> EXERCISE DETAILS: A faithful copy without images is required: write out all the records exactly.

[Data excerpts]
===

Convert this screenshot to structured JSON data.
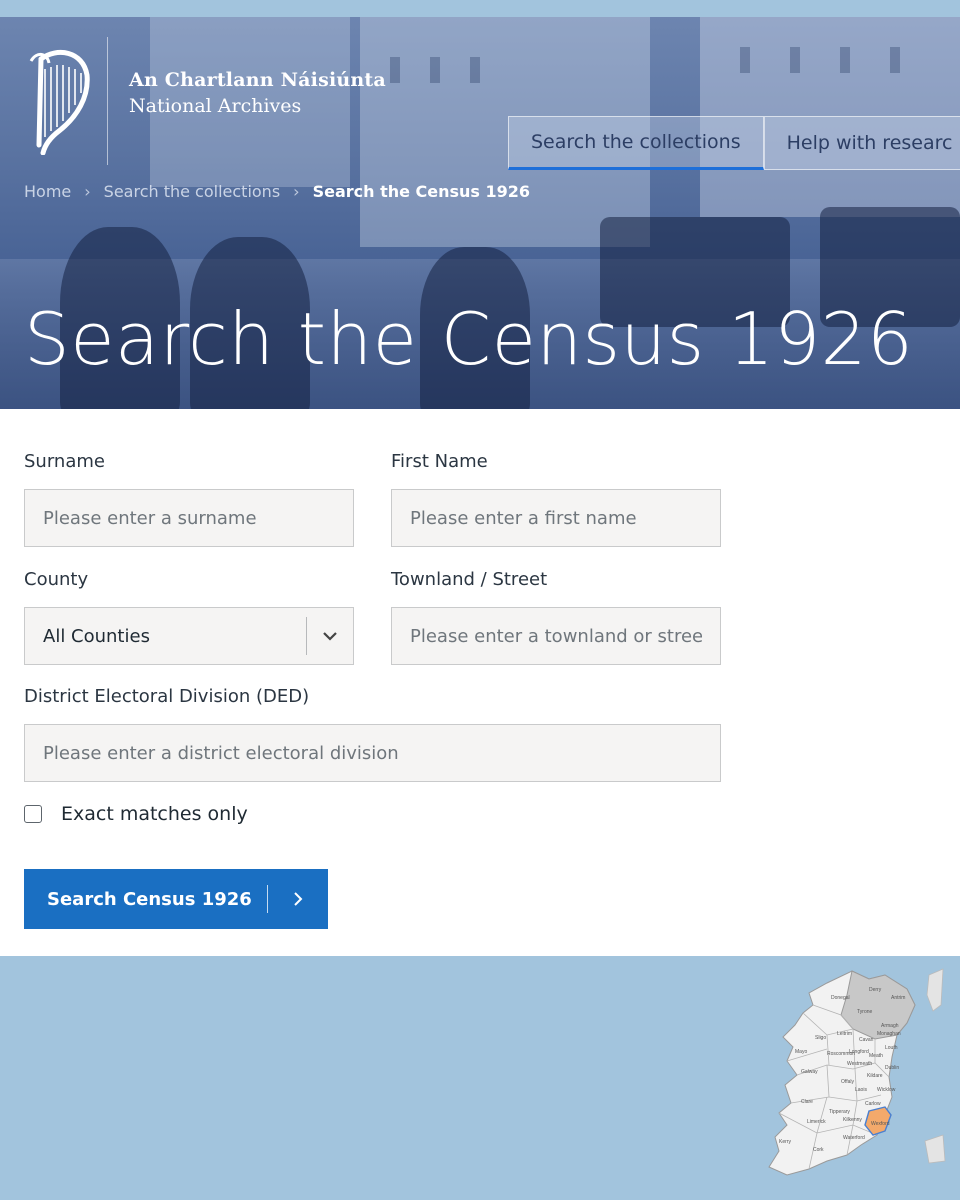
{
  "header": {
    "brand_line_1": "An Chartlann Náisiúnta",
    "brand_line_2": "National Archives",
    "nav": [
      {
        "label": "Search the collections"
      },
      {
        "label": "Help with researc"
      }
    ]
  },
  "breadcrumb": [
    {
      "label": "Home"
    },
    {
      "label": "Search the collections"
    },
    {
      "label": "Search the Census 1926"
    }
  ],
  "page_title": "Search the Census 1926",
  "form": {
    "surname": {
      "label": "Surname",
      "placeholder": "Please enter a surname",
      "value": ""
    },
    "first_name": {
      "label": "First Name",
      "placeholder": "Please enter a first name",
      "value": ""
    },
    "county": {
      "label": "County",
      "selected": "All Counties"
    },
    "townland": {
      "label": "Townland / Street",
      "placeholder": "Please enter a townland or street",
      "value": ""
    },
    "ded": {
      "label": "District Electoral Division (DED)",
      "placeholder": "Please enter a district electoral division",
      "value": ""
    },
    "exact_match": {
      "label": "Exact matches only",
      "checked": false
    },
    "submit_label": "Search Census 1926"
  },
  "map": {
    "counties": [
      "Donegal",
      "Derry",
      "Antrim",
      "Tyrone",
      "Armagh",
      "Sligo",
      "Leitrim",
      "Cavan",
      "Monaghan",
      "Mayo",
      "Roscommon",
      "Longford",
      "Louth",
      "Galway",
      "Westmeath",
      "Meath",
      "Offaly",
      "Kildare",
      "Dublin",
      "Laois",
      "Wicklow",
      "Clare",
      "Tipperary",
      "Carlow",
      "Limerick",
      "Kilkenny",
      "Wexford",
      "Waterford",
      "Cork",
      "Kerry"
    ],
    "highlighted": "Wexford",
    "highlight_color": "#f3a96b"
  },
  "colors": {
    "page_background": "#a2c4dd",
    "primary_button": "#1a6fc2",
    "hero_overlay": "#3f5b8f"
  }
}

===

> OUTPUT:
Convert this screenshot to structured JSON data.
{
  "header": {
    "brand_line_1": "An Chartlann Náisiúnta",
    "brand_line_2": "National Archives",
    "nav": [
      {
        "label": "Search the collections"
      },
      {
        "label": "Help with researc"
      }
    ]
  },
  "breadcrumb": [
    {
      "label": "Home"
    },
    {
      "label": "Search the collections"
    },
    {
      "label": "Search the Census 1926"
    }
  ],
  "page_title": "Search the Census 1926",
  "form": {
    "surname": {
      "label": "Surname",
      "placeholder": "Please enter a surname",
      "value": ""
    },
    "first_name": {
      "label": "First Name",
      "placeholder": "Please enter a first name",
      "value": ""
    },
    "county": {
      "label": "County",
      "selected": "All Counties"
    },
    "townland": {
      "label": "Townland / Street",
      "placeholder": "Please enter a townland or street",
      "value": ""
    },
    "ded": {
      "label": "District Electoral Division (DED)",
      "placeholder": "Please enter a district electoral division",
      "value": ""
    },
    "exact_match": {
      "label": "Exact matches only",
      "checked": false
    },
    "submit_label": "Search Census 1926"
  },
  "map": {
    "counties": [
      "Donegal",
      "Derry",
      "Antrim",
      "Tyrone",
      "Armagh",
      "Sligo",
      "Leitrim",
      "Cavan",
      "Monaghan",
      "Mayo",
      "Roscommon",
      "Longford",
      "Louth",
      "Galway",
      "Westmeath",
      "Meath",
      "Offaly",
      "Kildare",
      "Dublin",
      "Laois",
      "Wicklow",
      "Clare",
      "Tipperary",
      "Carlow",
      "Limerick",
      "Kilkenny",
      "Wexford",
      "Waterford",
      "Cork",
      "Kerry"
    ],
    "highlighted": "Wexford",
    "highlight_color": "#f3a96b"
  },
  "colors": {
    "page_background": "#a2c4dd",
    "primary_button": "#1a6fc2",
    "hero_overlay": "#3f5b8f"
  }
}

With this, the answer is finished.